The objective of this paper is to perform an empirical description and analysis of the duration of EU imports from the rest of the world. Toward this aim, we employ a rich data set of detailed imports to individual EU-15 countries from 140 non-EU exporters, covering the period 1962–2006. Using these data, we both perform a thorough descriptive analysis of the duration of EU trade, and test the data in a regression analysis, using discrete-time duration models with proper controls for unobserved heterogeneity. Some interesting empirical findings emerge in our analysis. First, we find that EU imports from the rest of the world are very short-lived. The median duration of EU imports is merely 1 year. Moreover, almost 60% of all spells cease during the first year of service, and less than 10% survive the first 10 years. Second, we find that short duration is a persistent characteristic of trade throughout the extended time period that we study. Third, we find a set of statistically significant determinants of the duration of trade. Among the more interesting determinants is export diversification, which—both in terms of the number of products exported and the number of markets served with the given product—substantially lowers the hazard of trade flows dying. For instance, exporting a particular product to ten rather than one EU markets increases the probability of surviving the first year of trade in any given trade relationship by as much as 31 percentage points (from 33 to 64%).

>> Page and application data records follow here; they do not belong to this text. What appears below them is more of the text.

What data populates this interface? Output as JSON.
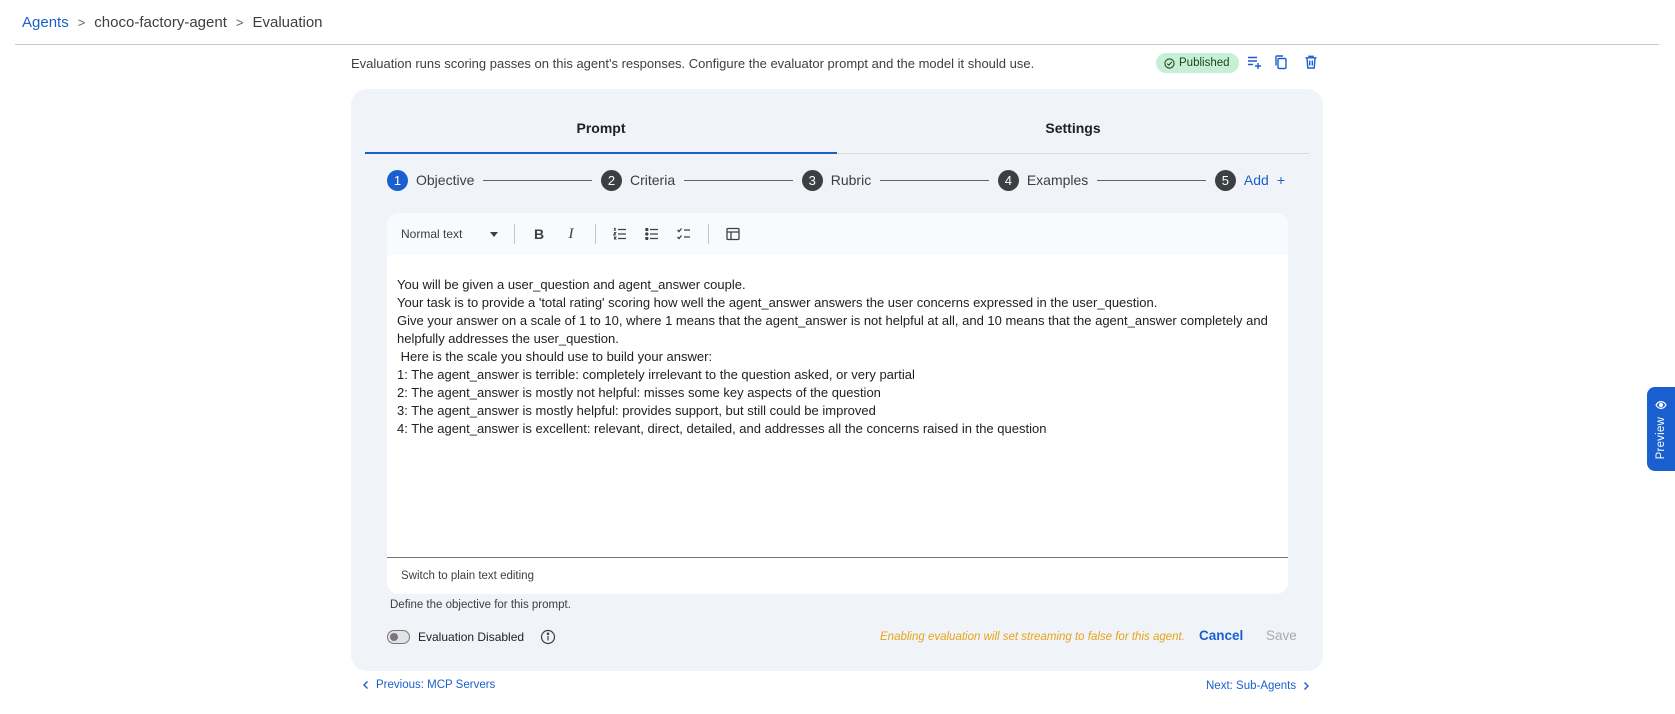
{
  "breadcrumb": {
    "agents": "Agents",
    "sep1": ">",
    "agent": "choco-factory-agent",
    "sep2": ">",
    "page": "Evaluation"
  },
  "description": "Evaluation runs scoring passes on this agent's responses. Configure the evaluator prompt and the model it should use.",
  "status_badge": "Published",
  "tabs": [
    {
      "label": "Prompt"
    },
    {
      "label": "Settings"
    }
  ],
  "steps": [
    {
      "num": "1",
      "label": "Objective"
    },
    {
      "num": "2",
      "label": "Criteria"
    },
    {
      "num": "3",
      "label": "Rubric"
    },
    {
      "num": "4",
      "label": "Examples"
    },
    {
      "num": "5",
      "label": "Add"
    }
  ],
  "toolbar": {
    "text_style": "Normal text"
  },
  "editor_text": "You will be given a user_question and agent_answer couple.\nYour task is to provide a 'total rating' scoring how well the agent_answer answers the user concerns expressed in the user_question.\nGive your answer on a scale of 1 to 10, where 1 means that the agent_answer is not helpful at all, and 10 means that the agent_answer completely and helpfully addresses the user_question.\n Here is the scale you should use to build your answer:\n1: The agent_answer is terrible: completely irrelevant to the question asked, or very partial\n2: The agent_answer is mostly not helpful: misses some key aspects of the question\n3: The agent_answer is mostly helpful: provides support, but still could be improved\n4: The agent_answer is excellent: relevant, direct, detailed, and addresses all the concerns raised in the question",
  "editor_footer": "Switch to plain text editing",
  "helper_text": "Define the objective for this prompt.",
  "toggle_label": "Evaluation Disabled",
  "warning": "Enabling evaluation will set streaming to false for this agent.",
  "cancel_label": "Cancel",
  "save_label": "Save",
  "prev_link": "Previous: MCP Servers",
  "next_link": "Next: Sub-Agents",
  "preview_label": "Preview",
  "colors": {
    "accent": "#1a5fd0",
    "badge_bg": "#c6efd6",
    "warning": "#e8a317",
    "card_bg": "#f0f4f9"
  }
}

Hess, Wolfgang and Maria Persson (2011),
"Exploring the Duration of EU Imports".
Review of World Economics